## TASK DETAILS:
Among the entries, which lines carry the string "JSON"? Copy each of them.
--
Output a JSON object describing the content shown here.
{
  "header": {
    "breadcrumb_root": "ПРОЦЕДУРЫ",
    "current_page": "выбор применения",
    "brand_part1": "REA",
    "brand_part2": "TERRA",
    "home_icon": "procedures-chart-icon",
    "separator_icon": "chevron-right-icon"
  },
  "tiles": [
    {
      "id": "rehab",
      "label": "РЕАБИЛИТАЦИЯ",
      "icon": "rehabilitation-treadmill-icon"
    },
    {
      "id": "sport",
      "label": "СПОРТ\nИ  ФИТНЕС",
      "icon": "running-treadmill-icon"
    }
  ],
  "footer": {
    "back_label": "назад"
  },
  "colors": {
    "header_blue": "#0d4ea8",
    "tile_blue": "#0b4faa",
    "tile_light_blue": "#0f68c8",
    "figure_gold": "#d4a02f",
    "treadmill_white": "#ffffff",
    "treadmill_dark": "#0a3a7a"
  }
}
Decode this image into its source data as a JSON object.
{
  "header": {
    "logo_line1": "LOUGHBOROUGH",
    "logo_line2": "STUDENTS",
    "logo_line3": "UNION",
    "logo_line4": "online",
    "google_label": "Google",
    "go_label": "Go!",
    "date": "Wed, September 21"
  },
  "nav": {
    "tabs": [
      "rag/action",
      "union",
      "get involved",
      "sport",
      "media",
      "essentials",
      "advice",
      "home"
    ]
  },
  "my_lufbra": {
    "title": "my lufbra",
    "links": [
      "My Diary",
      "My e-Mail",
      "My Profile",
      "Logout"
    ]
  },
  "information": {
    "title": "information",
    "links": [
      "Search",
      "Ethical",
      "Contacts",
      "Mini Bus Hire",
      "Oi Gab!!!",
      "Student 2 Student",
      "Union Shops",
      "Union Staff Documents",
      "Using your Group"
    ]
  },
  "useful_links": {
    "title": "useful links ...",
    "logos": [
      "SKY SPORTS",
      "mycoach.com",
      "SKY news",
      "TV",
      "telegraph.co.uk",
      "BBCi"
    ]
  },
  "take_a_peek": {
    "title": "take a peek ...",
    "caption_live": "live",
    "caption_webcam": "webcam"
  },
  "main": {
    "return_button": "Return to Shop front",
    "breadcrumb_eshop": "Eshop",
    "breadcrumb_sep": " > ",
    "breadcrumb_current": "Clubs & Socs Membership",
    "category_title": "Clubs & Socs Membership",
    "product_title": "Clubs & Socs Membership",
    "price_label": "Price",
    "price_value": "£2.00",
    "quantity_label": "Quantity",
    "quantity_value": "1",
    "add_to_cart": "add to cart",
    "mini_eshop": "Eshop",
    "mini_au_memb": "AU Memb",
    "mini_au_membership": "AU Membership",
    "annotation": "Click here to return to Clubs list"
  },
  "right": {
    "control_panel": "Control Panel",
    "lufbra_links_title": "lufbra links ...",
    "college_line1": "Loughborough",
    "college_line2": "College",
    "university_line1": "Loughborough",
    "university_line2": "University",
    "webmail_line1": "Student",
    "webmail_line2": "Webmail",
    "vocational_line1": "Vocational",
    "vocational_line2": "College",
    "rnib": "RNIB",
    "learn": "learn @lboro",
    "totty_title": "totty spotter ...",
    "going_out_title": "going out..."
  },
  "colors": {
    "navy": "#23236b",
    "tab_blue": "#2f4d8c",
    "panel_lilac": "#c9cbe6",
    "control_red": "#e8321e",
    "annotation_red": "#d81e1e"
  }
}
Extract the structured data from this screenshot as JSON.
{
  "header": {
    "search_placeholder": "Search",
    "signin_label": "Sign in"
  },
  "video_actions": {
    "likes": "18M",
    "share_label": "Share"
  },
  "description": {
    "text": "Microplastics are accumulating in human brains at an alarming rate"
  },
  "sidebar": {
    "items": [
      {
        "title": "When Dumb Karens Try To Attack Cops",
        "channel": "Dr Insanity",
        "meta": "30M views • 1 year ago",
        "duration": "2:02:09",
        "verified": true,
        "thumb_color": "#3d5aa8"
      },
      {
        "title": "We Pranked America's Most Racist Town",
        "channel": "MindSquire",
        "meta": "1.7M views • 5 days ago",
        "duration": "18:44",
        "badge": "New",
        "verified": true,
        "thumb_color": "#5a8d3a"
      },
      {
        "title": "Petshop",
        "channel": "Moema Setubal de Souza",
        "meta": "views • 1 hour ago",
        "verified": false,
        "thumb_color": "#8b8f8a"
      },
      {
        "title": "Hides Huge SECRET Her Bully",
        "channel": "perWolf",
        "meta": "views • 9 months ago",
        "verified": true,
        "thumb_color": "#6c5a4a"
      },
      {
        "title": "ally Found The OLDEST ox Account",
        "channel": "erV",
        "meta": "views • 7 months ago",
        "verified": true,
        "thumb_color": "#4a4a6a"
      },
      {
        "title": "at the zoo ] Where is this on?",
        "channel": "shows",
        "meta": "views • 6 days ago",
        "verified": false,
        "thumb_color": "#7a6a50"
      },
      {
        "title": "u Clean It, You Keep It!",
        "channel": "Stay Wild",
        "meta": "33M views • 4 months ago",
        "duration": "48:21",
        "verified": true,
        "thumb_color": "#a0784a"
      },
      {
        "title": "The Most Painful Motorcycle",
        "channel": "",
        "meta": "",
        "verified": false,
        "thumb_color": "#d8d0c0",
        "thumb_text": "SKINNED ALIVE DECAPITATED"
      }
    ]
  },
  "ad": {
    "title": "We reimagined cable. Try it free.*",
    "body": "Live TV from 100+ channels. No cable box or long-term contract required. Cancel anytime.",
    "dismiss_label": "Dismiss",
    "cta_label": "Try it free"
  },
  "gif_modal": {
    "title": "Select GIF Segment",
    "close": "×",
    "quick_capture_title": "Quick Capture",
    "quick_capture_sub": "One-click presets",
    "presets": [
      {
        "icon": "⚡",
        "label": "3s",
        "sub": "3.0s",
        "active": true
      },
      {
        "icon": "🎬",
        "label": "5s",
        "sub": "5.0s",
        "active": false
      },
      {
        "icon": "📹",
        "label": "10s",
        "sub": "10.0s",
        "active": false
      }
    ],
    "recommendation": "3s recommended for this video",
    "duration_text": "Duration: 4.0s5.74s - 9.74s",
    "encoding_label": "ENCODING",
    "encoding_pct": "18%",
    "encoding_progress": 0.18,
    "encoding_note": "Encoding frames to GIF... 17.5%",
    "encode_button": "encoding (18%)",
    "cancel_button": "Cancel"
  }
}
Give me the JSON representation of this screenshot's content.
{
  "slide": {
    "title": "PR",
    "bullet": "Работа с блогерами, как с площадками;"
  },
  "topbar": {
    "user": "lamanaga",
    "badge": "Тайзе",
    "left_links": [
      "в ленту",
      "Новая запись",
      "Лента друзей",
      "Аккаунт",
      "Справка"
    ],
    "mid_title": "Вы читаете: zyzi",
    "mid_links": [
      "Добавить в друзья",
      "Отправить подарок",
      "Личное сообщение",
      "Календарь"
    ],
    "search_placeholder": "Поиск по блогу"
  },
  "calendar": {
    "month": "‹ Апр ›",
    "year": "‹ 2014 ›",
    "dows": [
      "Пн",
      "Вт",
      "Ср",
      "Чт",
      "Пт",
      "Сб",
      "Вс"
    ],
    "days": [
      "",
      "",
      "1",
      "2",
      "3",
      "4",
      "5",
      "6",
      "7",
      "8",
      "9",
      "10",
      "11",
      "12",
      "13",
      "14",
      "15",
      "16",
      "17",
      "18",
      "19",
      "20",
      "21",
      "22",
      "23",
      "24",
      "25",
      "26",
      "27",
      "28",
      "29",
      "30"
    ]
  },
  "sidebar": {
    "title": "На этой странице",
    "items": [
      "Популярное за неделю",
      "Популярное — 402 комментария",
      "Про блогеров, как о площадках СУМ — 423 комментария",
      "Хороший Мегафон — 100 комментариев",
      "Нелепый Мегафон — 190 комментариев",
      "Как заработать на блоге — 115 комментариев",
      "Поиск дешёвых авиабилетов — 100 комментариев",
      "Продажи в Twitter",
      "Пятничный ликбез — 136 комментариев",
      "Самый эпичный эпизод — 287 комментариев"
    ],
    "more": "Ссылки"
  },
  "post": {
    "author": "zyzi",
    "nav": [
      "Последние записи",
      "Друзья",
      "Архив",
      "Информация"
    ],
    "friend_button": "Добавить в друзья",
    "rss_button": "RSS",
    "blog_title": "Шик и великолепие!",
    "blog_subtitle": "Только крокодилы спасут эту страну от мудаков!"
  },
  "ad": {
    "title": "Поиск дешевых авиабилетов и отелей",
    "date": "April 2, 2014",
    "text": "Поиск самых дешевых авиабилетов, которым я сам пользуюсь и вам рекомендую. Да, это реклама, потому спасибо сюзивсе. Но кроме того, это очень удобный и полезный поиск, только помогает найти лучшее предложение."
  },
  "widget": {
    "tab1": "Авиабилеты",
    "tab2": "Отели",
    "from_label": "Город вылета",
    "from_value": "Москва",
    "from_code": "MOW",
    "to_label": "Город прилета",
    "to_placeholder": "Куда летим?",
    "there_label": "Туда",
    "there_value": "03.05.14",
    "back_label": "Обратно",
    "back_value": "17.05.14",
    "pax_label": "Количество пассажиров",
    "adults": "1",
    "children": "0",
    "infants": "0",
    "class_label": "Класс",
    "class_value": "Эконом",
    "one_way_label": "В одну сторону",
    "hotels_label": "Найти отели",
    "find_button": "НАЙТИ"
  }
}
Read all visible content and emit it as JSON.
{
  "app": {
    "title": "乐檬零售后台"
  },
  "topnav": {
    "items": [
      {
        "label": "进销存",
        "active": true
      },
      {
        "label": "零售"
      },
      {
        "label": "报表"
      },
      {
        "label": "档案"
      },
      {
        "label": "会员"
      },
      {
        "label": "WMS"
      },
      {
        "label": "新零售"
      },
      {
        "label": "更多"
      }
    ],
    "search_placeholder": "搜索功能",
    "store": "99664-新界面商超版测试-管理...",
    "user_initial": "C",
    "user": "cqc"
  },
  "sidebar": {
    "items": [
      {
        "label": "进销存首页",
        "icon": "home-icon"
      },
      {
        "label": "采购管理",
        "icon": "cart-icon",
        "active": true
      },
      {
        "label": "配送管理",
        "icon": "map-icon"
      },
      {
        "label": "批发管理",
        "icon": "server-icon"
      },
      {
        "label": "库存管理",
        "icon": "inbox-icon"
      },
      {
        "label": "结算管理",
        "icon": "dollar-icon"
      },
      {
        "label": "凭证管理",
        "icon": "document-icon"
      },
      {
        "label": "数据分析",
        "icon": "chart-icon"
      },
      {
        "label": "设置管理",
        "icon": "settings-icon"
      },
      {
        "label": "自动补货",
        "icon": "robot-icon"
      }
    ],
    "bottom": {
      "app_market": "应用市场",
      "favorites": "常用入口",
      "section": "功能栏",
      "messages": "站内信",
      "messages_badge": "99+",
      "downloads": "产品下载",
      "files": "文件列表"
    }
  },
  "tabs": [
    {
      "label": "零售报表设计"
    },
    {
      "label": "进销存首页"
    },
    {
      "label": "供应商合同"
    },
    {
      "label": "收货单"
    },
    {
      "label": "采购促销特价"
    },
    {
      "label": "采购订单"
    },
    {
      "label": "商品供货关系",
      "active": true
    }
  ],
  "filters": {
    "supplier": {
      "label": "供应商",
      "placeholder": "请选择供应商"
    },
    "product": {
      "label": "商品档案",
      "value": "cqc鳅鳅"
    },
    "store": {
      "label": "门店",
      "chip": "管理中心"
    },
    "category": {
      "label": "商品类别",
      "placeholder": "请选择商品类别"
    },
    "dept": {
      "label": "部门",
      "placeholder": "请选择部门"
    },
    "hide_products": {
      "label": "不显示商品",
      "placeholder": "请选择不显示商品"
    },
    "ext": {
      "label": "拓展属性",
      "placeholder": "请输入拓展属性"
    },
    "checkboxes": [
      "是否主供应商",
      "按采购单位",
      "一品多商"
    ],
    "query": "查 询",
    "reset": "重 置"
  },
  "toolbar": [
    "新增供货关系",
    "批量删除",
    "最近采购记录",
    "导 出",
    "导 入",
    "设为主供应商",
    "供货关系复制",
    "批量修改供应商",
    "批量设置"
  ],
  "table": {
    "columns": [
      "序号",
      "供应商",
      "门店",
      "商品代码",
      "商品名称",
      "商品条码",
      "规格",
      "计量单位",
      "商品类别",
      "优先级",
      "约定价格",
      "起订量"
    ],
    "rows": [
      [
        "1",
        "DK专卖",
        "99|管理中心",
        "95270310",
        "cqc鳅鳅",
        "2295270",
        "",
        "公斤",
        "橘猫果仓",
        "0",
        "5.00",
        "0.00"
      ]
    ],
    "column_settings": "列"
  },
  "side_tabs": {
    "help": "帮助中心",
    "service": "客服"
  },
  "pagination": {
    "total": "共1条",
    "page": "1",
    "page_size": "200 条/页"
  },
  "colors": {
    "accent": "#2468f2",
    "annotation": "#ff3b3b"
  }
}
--
## RESULT BELOW:
Output a JSON object describing the content shown here.
Decode this image into its source data as a JSON object.
Extract the structured data from this screenshot as JSON.
Give me the JSON representation of this screenshot's content.
Read all visible content and emit it as JSON.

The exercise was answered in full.